By Louise Wylie
Alcohol Awareness Week begins in the south west of Edinburgh as part of Police Scotland’s strategy to reduce youth alcohol abuse.
Starting today, the Community Alcohol Partnership (CAP) in the area will attempt to highlight the dangers of underage drinking and problematic drinking behaviour.
Community Alcohol Partnerships are collaborative efforts between emergency forces, schools and local retailers.
A statement from local police read: “Community Alcohol Partnerships bring together local retailers & licensees, trading standards, police, health services, education providers and other local stakeholders to tackle the problem of underage drinking and associated anti-social behaviour.”
The CAP model is shown to be more effective that traditional enforcement methods as it recognises that retailers and licensees are a part of the solution.
CAP schemes are operated in a clearly define local area, which draws in local partners and stakeholders to develop and implement a tailored solution at a grassroots level.
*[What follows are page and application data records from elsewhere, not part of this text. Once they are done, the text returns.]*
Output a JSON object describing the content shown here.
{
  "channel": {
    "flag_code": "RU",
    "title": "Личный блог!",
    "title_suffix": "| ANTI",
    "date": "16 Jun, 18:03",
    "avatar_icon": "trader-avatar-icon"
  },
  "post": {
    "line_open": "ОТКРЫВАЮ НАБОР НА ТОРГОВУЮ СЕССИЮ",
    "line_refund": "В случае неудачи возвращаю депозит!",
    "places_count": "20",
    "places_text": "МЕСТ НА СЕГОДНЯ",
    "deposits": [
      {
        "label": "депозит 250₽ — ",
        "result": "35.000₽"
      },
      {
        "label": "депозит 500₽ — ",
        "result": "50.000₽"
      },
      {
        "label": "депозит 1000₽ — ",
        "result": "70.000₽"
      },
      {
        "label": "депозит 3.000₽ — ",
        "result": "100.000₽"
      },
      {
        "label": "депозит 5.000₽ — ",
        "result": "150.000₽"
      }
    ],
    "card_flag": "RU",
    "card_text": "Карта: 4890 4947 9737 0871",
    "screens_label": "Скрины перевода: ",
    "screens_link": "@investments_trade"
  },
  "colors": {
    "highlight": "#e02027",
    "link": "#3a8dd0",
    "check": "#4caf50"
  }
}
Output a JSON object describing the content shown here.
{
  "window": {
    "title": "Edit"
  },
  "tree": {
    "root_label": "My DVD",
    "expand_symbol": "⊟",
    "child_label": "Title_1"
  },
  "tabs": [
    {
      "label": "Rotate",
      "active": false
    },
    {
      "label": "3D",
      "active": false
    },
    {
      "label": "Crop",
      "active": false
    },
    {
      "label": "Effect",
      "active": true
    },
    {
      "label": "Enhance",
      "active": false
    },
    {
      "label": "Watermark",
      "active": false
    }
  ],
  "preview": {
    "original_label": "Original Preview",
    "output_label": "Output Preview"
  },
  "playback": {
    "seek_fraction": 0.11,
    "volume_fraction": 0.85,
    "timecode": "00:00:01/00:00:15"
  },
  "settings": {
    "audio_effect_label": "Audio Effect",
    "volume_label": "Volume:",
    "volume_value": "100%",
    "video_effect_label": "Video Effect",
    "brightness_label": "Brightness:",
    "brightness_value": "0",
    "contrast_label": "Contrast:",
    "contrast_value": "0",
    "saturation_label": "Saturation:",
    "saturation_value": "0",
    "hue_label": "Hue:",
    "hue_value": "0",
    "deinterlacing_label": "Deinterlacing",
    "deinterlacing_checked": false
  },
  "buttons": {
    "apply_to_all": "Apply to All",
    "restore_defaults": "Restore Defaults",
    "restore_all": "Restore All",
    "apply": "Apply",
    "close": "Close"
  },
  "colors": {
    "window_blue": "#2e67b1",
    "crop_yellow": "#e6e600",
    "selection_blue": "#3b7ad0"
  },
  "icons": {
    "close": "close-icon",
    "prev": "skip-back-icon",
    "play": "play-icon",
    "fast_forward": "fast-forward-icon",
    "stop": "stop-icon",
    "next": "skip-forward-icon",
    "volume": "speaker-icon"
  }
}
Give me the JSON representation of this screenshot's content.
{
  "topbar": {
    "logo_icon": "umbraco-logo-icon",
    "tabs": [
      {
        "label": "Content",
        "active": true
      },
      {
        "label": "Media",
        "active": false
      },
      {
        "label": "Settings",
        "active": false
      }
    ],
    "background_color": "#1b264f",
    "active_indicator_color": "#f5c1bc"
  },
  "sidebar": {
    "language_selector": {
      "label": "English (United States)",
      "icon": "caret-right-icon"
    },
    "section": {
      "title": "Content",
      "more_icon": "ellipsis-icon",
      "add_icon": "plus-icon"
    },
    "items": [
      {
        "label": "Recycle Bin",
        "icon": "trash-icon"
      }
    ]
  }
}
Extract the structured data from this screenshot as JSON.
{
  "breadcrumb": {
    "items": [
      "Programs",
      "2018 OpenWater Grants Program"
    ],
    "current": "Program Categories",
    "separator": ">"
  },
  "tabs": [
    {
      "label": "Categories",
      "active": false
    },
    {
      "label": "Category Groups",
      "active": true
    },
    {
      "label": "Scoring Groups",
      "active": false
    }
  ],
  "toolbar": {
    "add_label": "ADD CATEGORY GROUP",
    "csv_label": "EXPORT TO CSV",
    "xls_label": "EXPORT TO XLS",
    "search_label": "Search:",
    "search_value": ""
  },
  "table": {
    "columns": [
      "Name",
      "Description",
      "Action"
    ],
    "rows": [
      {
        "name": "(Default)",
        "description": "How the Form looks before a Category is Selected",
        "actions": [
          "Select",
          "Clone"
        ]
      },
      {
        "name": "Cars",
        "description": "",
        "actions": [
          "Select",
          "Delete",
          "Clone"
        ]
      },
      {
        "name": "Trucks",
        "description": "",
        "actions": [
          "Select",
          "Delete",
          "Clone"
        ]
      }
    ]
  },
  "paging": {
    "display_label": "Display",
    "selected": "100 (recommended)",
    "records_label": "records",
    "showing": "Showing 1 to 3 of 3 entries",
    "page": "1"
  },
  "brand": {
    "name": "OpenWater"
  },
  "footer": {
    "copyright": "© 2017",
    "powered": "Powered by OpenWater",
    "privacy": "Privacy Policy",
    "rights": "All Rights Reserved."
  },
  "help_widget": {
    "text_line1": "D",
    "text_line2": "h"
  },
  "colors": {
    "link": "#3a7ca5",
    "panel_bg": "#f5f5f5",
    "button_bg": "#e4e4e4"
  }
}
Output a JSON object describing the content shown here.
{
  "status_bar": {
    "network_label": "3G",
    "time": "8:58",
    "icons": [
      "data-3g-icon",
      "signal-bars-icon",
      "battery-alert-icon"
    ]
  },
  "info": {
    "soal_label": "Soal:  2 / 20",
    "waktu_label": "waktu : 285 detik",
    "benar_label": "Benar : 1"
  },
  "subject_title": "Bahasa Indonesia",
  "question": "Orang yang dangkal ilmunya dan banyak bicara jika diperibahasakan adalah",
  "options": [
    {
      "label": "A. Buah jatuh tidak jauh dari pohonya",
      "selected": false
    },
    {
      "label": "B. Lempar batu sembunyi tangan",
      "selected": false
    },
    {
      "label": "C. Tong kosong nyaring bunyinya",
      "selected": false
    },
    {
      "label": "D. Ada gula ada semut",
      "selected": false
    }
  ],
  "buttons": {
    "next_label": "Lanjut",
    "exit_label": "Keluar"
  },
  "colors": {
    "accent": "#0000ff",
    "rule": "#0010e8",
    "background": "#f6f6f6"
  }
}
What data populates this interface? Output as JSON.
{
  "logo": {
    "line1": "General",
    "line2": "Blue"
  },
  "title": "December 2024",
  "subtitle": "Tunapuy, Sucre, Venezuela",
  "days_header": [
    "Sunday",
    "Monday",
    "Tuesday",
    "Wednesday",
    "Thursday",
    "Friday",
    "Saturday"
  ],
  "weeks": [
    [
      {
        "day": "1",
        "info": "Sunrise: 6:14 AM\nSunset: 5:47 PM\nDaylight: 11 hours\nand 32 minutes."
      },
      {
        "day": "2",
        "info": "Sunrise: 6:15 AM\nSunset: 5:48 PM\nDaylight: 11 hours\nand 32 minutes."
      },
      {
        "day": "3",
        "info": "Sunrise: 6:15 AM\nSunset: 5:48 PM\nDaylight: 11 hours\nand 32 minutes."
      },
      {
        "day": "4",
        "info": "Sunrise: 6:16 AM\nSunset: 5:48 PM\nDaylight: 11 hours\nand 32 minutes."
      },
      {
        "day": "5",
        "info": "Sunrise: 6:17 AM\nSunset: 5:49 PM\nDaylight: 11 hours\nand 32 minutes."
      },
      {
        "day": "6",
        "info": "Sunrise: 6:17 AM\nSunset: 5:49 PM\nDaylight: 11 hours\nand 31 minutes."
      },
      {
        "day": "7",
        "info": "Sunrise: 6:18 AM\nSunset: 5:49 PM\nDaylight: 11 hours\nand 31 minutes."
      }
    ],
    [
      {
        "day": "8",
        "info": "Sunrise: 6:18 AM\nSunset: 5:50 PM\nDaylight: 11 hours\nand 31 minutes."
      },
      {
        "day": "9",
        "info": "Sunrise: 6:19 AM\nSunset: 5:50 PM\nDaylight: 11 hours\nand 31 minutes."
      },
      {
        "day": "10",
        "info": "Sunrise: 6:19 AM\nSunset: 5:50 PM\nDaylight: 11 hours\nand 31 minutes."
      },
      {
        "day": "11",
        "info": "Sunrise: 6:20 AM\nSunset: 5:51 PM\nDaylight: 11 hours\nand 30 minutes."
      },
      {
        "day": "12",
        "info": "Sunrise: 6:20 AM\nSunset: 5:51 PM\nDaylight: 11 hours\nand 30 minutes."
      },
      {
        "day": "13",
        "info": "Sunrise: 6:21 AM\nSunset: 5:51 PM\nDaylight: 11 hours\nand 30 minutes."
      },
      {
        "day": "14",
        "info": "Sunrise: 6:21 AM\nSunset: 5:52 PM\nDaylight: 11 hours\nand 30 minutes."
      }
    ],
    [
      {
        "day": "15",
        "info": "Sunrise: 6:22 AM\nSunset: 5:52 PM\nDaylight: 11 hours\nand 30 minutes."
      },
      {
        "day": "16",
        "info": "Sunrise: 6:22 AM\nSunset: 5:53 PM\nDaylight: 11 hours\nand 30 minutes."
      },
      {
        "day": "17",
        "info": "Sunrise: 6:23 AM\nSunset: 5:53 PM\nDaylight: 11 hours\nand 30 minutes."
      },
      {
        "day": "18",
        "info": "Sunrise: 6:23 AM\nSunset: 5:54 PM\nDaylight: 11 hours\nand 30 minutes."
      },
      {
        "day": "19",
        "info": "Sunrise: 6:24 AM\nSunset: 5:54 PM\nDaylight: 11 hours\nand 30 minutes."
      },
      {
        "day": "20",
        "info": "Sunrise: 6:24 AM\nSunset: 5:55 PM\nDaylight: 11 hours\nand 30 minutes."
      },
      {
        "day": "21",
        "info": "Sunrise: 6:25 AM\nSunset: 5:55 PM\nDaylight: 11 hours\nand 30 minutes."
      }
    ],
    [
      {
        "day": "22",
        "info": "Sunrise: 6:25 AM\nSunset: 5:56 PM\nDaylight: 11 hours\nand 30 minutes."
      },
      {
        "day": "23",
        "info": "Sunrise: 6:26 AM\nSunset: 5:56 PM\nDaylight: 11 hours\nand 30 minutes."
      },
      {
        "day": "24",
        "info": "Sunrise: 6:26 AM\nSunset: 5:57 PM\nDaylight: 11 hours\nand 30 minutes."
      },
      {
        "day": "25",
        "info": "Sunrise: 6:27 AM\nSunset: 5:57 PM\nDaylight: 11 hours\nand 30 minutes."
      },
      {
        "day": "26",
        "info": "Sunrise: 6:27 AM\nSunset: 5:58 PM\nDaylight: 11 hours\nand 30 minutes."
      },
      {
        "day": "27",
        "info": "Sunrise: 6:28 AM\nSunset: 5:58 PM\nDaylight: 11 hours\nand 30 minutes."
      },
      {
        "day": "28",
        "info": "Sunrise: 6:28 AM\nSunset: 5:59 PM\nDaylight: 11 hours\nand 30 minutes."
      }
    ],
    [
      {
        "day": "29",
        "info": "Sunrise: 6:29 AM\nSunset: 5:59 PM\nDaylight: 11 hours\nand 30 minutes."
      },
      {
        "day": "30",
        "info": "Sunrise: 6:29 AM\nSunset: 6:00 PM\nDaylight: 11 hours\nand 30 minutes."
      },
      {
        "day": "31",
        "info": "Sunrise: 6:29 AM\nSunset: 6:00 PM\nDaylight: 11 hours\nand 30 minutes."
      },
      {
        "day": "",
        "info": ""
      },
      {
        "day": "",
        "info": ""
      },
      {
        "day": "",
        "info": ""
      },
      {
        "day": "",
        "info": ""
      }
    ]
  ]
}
The South West CAP was launched on August 30th and has received support from over 90 local organisations.
During the Alcohol Awareness Week (Nov, 19 – 26), officers will conduct visits to schools, man stalls at retailers and undertake compliance checks to ensure shops are not selling alcohol to minors.
In addition, they will hand out awareness packs and paint stencils which warn members of the public not to buy drink for under 18s.
The main area of concern for police is the proliferation of energy drink/alcohol hybrids such as Dragon Soop, which has been linked to anti-social behaviour.
In response to police campaigning, all major retailers in the South West region have removed Dragon Soop from shelves.
Work has now begun on educating staff at independent shops, which often do not have the resources to fund this training.
Community Alcohol Partnerships were launched in 2007, and there are now over 165 in Britain.
They are funded by the alcohol industry as part of their social responsibility.
Areas with a Community Alcohol Partnership have seen on average a 40% reduction in youth alcohol-related anti-social behaviour.
There are plans to introduce another 150 CAPs nationwide by 2021.
Denis Dixon, a local councillor for the Sighthill/Gorgie ward, said: “This is a tried and tested strategy and there is assurance that everything’s moving in the right direction. So, watch this space. Hopefully we’ll see results come through in the future.”